Letter to the Editor: “Economic potential of abbreviated breast MRI for screening women with dense breast tissue for breast cancer”
by Manuel F. Granja, Luis F. Pulido, Gloria Palazuelos, Javier Romero, (email@example.com)Economic potential of abbreviated breast MRI for screening women with dense breast tissue for breast cancer
Dear Editor in Chief,
In a model-based economic study, Tollens et al  found that abbreviated breast MRI (AB-MRI) may be considered cost-effective compared to a full protocol MRI (FB-MRI) for screening women with dense breast tissue. Reporting a cut-off that allows AB-MRI preferable in terms of cost-effectiveness (i.e., $259, up to 82% of the costs of a FB-MRI examination) is a significant landmark in supporting the actual use of AB-MRI protocols in women with dense breast tissue. We would like to share our experience in implementing abbreviated MRI protocols from the perspective of a radiology department in a developing country.
Since 2021 we have been implementing several strategies to abbreviate and optimize MRI protocols in a common effort with radiologists, technicians, fellows, and residents. The new AB-MRI protocols are based on already published material [2–4] as well as valuable input from our medical team. They suggested several modifications to multiplanar reconstructions, diffusion sequences, and ADC maps as well as the incorporation of subtraction series to create maximum intensity projections (MIPs) that reduced the total acquisition time from 24 minutes for the full diagnostic protocol to 7 minutes for the abbreviated protocol (i.e., first post-contrast subtracted images and DWI), a metric that does not reflect the total time the MRI suite is occupied (i.e., patient positioning and contrast injection). This 70% decrease in the examination time is at the expense of facing difficulties such as increased heterogeneity in the protocol application by our technologists and the still unknown indirect costs of BI-RADS 3 ﬁndings with consecutive biopsy after detection with the abbreviated breast MRI protocol as a screening modality in women with increased breast density.
Colombia, as well as other Latin-American countries, is well known for a high organizational fragmentation based on several different entities financing coverage or insurance to a significant proportion of the population. The aggregate cost for subsequent MRI screening and lack of nationwide guidelines designating breast MRI as a valid alternative for breast cancer screening makes our elaborated AB-MRI a hard sell.
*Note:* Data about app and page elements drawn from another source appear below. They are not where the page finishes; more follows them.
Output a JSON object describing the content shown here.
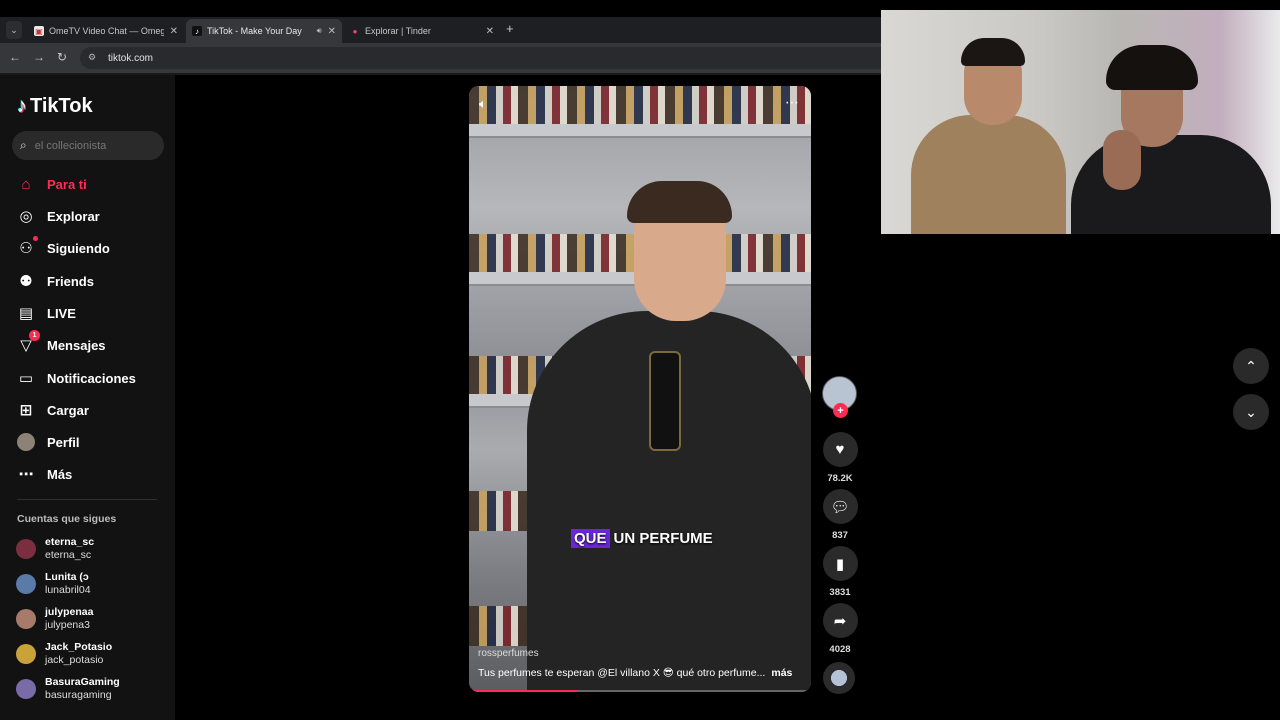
{
  "browser": {
    "tabs": [
      {
        "title": "OmeTV Video Chat — Omegle",
        "active": false,
        "audio": false
      },
      {
        "title": "TikTok - Make Your Day",
        "active": true,
        "audio": true
      },
      {
        "title": "Explorar | Tinder",
        "active": false,
        "audio": false
      }
    ],
    "new_tab_label": "+",
    "url": "tiktok.com"
  },
  "sidebar": {
    "logo_text": "TikTok",
    "search_placeholder": "el collecionista",
    "nav_items": [
      {
        "label": "Para ti",
        "icon": "home-icon",
        "active": true
      },
      {
        "label": "Explorar",
        "icon": "compass-icon",
        "active": false
      },
      {
        "label": "Siguiendo",
        "icon": "following-icon",
        "active": false,
        "dot": true
      },
      {
        "label": "Friends",
        "icon": "friends-icon",
        "active": false
      },
      {
        "label": "LIVE",
        "icon": "live-icon",
        "active": false
      },
      {
        "label": "Mensajes",
        "icon": "messages-icon",
        "active": false,
        "badge": "1"
      },
      {
        "label": "Notificaciones",
        "icon": "notifications-icon",
        "active": false
      },
      {
        "label": "Cargar",
        "icon": "upload-icon",
        "active": false
      },
      {
        "label": "Perfil",
        "icon": "profile-avatar",
        "active": false
      },
      {
        "label": "Más",
        "icon": "more-icon",
        "active": false
      }
    ],
    "following_title": "Cuentas que sigues",
    "following": [
      {
        "display": "eterna_sc",
        "handle": "eterna_sc",
        "color": "#7a2e3f"
      },
      {
        "display": "Lunita (ↄ",
        "handle": "lunabril04",
        "color": "#5a7aa8"
      },
      {
        "display": "julypenaa",
        "handle": "julypena3",
        "color": "#a87a6a"
      },
      {
        "display": "Jack_Potasio",
        "handle": "jack_potasio",
        "color": "#c9a23a"
      },
      {
        "display": "BasuraGaming",
        "handle": "basuragaming",
        "color": "#7a6aa8"
      }
    ]
  },
  "video": {
    "caption_highlight": "QUE",
    "caption_rest": "UN PERFUME",
    "author": "rossperfumes",
    "description": "Tus perfumes te esperan @El villano X  😎 qué otro perfume...",
    "more_label": "más",
    "progress": 0.32
  },
  "actions": {
    "likes": "78.2K",
    "comments": "837",
    "saves": "3831",
    "shares": "4028"
  },
  "colors": {
    "accent": "#fe2c55",
    "caption_highlight": "#6a27d6"
  }
}
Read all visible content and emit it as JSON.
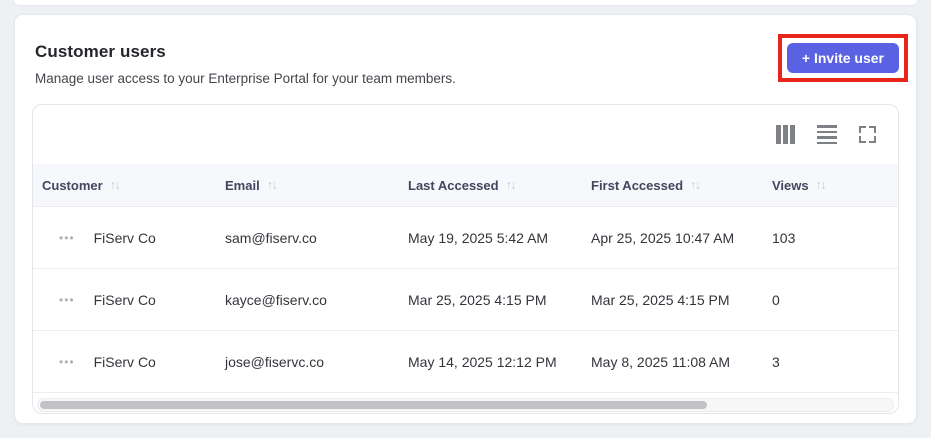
{
  "colors": {
    "page_bg": "#eef1f4",
    "accent": "#5a62e3",
    "annotation": "#e8251a",
    "header_bg": "#f7f8fb"
  },
  "card": {
    "title": "Customer users",
    "subtitle": "Manage user access to your Enterprise Portal for your team members.",
    "invite_button_label": "+ Invite user"
  },
  "toolbar": {
    "icons": [
      "columns-icon",
      "rows-icon",
      "expand-icon"
    ]
  },
  "table": {
    "sort_glyph": "↑↓",
    "row_menu_glyph": "•••",
    "columns": [
      {
        "label": "Customer"
      },
      {
        "label": "Email"
      },
      {
        "label": "Last Accessed"
      },
      {
        "label": "First Accessed"
      },
      {
        "label": "Views"
      }
    ],
    "rows": [
      {
        "customer": "FiServ Co",
        "email": "sam@fiserv.co",
        "last_accessed": "May 19, 2025 5:42 AM",
        "first_accessed": "Apr 25, 2025 10:47 AM",
        "views": "103"
      },
      {
        "customer": "FiServ Co",
        "email": "kayce@fiserv.co",
        "last_accessed": "Mar 25, 2025 4:15 PM",
        "first_accessed": "Mar 25, 2025 4:15 PM",
        "views": "0"
      },
      {
        "customer": "FiServ Co",
        "email": "jose@fiservc.co",
        "last_accessed": "May 14, 2025 12:12 PM",
        "first_accessed": "May 8, 2025 11:08 AM",
        "views": "3"
      }
    ]
  }
}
To increase the external validity of significant metrics such as the ones presented by Tollens et al, it is our opinion that special emphasis on integrated delivery systems (IDSs), bundled payment models, and future costs (i.e., reductions up to 38% at 30 years)  should be strongly promoted and taken in consideration when discussing the true applicability of an AB-MRI protocol in real-world negotiations.